[App and web page records]
┌────────

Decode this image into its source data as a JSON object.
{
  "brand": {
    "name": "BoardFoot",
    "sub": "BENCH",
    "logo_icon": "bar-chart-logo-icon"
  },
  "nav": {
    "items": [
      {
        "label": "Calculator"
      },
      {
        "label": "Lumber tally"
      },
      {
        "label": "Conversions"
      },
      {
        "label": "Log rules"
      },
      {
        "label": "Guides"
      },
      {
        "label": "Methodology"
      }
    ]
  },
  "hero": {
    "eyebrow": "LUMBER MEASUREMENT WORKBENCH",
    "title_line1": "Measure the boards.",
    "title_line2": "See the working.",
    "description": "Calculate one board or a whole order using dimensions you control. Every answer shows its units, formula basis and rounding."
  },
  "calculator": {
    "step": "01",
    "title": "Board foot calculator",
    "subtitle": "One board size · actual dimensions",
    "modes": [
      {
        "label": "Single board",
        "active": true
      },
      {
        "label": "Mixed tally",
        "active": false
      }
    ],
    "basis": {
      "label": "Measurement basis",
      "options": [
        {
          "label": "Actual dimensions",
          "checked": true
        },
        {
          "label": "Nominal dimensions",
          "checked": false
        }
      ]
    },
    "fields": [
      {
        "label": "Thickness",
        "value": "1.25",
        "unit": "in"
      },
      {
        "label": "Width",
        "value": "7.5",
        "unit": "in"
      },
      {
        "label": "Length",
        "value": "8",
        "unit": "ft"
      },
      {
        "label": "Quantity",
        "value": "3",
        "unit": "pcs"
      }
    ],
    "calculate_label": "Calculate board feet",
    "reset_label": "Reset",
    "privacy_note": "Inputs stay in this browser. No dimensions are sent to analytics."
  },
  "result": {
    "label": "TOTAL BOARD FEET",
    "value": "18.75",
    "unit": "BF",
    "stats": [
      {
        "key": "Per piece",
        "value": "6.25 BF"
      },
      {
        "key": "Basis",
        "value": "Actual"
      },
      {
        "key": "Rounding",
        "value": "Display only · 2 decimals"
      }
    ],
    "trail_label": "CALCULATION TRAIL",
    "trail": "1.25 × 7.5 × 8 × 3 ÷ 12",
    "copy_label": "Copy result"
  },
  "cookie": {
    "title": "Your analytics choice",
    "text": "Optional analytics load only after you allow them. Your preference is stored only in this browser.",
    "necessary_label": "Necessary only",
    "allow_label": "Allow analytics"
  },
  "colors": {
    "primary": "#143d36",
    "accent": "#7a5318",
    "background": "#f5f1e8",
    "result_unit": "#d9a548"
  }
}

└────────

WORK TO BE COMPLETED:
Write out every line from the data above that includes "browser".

EXERCISE RESULT:
    "privacy_note": "Inputs stay in this browser. No dimensions are sent to analytics."
    "text": "Optional analytics load only after you allow them. Your preference is stored only in this browser.",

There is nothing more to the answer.